2. Typologies and Patterns of Crime
In the 1950s, crime rates were relatively low, and people felt relatively safe; economic opportunities were easily accessible and there was new-found wealth in North American society. Starting in the 1960s, crime rates started to climb along with levels of social and political unrest (Tonry, 2004). During this time, crime patterns changed significantly; specifically, household theft and burglaries dramatically increased for two main reasons. First, more homes were left unattended during the day because more women were working away from home and going to school. Second, there was a proliferation of high-value, lightweight household appliances and other smaller electronic items because of technological innovation. Theft became easier, more profitable, and more attractive to people (Cohen & Felson, 1979).
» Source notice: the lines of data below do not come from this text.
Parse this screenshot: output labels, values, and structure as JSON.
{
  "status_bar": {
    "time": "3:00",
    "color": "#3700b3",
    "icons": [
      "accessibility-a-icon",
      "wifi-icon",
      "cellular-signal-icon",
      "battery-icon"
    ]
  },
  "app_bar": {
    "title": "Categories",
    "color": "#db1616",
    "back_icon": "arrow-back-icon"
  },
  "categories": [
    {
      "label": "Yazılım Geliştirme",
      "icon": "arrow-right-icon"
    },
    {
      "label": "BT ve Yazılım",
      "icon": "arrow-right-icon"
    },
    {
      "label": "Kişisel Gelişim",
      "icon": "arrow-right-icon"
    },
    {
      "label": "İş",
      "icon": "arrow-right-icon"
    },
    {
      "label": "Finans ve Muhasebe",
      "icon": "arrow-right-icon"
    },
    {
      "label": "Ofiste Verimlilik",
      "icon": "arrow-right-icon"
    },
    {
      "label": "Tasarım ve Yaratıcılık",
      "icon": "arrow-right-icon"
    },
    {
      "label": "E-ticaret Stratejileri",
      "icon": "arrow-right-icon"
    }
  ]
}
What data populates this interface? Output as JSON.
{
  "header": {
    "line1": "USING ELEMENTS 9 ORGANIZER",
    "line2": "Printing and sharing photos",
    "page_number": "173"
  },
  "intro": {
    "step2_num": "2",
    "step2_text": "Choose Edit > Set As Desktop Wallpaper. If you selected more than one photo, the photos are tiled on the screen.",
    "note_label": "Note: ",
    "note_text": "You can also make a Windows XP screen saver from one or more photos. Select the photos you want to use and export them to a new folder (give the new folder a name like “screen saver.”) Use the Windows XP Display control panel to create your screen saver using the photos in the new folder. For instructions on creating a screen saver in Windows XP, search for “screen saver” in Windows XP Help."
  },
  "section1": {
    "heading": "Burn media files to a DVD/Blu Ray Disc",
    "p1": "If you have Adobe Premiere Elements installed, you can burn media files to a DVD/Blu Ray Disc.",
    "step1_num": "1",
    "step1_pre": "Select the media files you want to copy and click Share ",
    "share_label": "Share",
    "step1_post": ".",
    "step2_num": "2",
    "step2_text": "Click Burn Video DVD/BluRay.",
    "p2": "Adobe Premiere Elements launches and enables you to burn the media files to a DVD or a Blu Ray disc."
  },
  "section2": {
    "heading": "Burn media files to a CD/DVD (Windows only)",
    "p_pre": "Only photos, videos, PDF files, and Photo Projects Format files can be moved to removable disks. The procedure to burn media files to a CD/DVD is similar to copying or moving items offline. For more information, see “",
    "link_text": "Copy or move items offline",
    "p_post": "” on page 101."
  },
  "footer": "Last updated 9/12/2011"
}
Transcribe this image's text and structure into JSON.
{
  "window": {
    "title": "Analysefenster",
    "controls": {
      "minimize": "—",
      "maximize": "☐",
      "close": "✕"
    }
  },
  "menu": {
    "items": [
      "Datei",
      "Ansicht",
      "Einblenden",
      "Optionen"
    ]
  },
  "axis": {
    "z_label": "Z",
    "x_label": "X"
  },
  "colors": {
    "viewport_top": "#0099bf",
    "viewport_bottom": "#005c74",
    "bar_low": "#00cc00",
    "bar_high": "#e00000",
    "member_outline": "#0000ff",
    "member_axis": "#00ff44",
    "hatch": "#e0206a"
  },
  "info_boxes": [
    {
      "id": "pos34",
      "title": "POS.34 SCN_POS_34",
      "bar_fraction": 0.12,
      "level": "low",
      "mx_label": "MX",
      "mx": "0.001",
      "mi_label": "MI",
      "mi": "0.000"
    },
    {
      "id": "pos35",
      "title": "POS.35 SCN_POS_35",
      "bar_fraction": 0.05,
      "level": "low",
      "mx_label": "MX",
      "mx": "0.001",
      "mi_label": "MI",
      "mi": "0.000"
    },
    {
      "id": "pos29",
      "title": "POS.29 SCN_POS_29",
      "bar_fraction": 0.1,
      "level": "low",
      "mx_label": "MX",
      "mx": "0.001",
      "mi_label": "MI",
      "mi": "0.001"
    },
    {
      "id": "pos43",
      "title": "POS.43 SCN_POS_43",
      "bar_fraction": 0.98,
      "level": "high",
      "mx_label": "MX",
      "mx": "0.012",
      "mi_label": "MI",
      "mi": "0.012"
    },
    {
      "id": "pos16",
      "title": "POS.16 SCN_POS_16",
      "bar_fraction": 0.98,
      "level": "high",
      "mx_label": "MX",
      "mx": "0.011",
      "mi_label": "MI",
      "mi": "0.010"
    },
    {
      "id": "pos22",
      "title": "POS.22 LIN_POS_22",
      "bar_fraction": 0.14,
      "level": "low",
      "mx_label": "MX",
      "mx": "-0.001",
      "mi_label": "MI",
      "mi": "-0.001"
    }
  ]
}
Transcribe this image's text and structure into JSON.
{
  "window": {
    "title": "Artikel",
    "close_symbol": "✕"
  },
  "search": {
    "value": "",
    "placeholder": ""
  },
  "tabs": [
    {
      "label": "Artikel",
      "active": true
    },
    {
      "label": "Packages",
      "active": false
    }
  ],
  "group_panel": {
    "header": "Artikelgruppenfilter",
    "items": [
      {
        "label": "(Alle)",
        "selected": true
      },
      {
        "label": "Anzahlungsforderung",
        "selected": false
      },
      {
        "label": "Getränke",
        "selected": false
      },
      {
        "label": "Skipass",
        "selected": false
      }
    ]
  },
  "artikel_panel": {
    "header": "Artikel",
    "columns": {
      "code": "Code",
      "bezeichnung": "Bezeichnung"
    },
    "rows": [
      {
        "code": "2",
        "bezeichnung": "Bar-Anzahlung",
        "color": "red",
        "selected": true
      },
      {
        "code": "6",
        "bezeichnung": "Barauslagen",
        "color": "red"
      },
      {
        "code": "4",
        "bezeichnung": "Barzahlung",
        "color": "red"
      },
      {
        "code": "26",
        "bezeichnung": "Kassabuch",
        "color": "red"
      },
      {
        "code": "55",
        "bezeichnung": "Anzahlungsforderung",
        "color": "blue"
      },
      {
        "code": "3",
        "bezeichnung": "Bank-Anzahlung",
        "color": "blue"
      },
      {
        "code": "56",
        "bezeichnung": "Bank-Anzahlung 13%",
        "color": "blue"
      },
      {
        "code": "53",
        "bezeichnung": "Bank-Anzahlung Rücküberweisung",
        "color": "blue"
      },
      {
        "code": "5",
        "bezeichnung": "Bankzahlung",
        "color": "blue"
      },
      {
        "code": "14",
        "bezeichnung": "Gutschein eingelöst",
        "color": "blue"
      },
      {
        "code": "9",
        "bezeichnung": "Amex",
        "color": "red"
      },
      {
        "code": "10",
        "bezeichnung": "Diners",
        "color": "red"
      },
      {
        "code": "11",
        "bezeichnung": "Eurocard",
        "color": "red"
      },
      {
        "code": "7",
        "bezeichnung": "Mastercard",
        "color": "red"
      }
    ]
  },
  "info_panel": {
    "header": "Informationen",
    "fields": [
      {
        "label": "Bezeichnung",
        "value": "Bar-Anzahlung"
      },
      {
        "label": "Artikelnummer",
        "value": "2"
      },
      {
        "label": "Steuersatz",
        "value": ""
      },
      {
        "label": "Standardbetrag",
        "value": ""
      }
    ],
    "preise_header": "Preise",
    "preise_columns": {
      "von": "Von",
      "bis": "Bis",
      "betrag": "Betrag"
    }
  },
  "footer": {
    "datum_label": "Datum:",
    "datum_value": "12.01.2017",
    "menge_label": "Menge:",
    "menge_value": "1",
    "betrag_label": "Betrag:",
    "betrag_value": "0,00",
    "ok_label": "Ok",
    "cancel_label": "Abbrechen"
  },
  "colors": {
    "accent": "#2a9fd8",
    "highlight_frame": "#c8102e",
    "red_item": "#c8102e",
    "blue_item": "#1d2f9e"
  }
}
Rates of most crimes increased throughout the 1980s, and then rather suddenly, in the 1990s, they started to decrease significantly. Numerous explanations for these decreases were provided, including obvious ones like stricter gun-control laws, more jobs, and economic opportunities. However, some others such as increases in access to abortion and the reduction of lead in the environment, may not be so obvious. Some have argued that greater access to abortions and other forms of birth control have led to a drop in unwanted and neglected children who are at greater risk for involvement in gangs and other criminal activities. Regular exposure to and ingestion of lead is known to cause developmental and cognitive issues, especially at early ages—these issues can result in a higher number of individuals at risk for criminal activities. Consequently, some believe that policies such as the widespread adoption of unleaded gasoline across the automobile industry, which significantly reduced the amount of lead commonly found in the environment, may contribute to lower rates of criminal behaviour (Blumstein & Wallman, 2006; Farrell, 2013).
A significant part of this crime rate drop was due to a massive shift in crime patterns. For example, during the 1990s, the internet grew at a staggering pace, and this created many new opportunities for crime and changed how people committed crime (Byrne & Kimball, 2017). Face-to-face robberies to obtain money and items were replaced with more low-risk activities that involved cons and scams that were much more difficult to detect and prosecute. Some argue that the internet and other technological shifts (e.g., the proliferation of cellphones) have increased the dark figure of crime while driving official crime rates down (Hall, 2012). To illustrate: Why would someone steal a DVD from Wal-Mart when they can illegally download it with much less risk of getting caught?
In recent years, both Canada and the United States have seen some increases in certain types of crime (mostly property-related), which may be partly attributable to growing political and social unrest. This is illustrated by considering the numerous social movements that have emerged in the last decade (e.g., Occupy Wall Street, Black Lives Matter, protests against logging and pipelines, conspiracy groups such as QAnon, and the proliferation of Right-Wing militia groups). Similar trends were seen in the 1960s and this era too was a time of great conflict and social change that saw increases in certain forms of crime and violence. The parallels between these two eras lend credence to the principle suggesting that crime occurs in cycles over long periods of time (Zimring, 2007).
COVID-19 and Crime Patterns
Few events will happen in our lifetimes that will have the monumental impact of the emergence of COVID-19. Because our response to the pandemic required lockdown orders in many Western countries, this pandemic affected almost every aspect of daily life and our routine activities on a societal level, which has had a huge effect on patterns of crime. Indeed, some have referred to this as “the largest criminological experiment in history” (Stickle & Felson, 2020). Initial data suggested there was little change in serious violent crimes, while a small reduction in residential break and enter and motor vehicle thefts in some cities was found (Ashby, 2020). Bowman and Gallupe (2020) argue that these decreases in certain crime rates were driven by drops in crimes typically committed in groups. At the same time, rates of violent offences committed alone, such as homicide and sexual and domestic assault, remained largely unchanged during the pandemic. Many speculate that rates of drug use (including alcohol consumption) also spiked during this period, and these changes could have affected crime rates and patterns. It is too early to understand the overall effect that the pandemic has had on crime patterns, but this will surely be a period that receives a great deal of attention from researchers.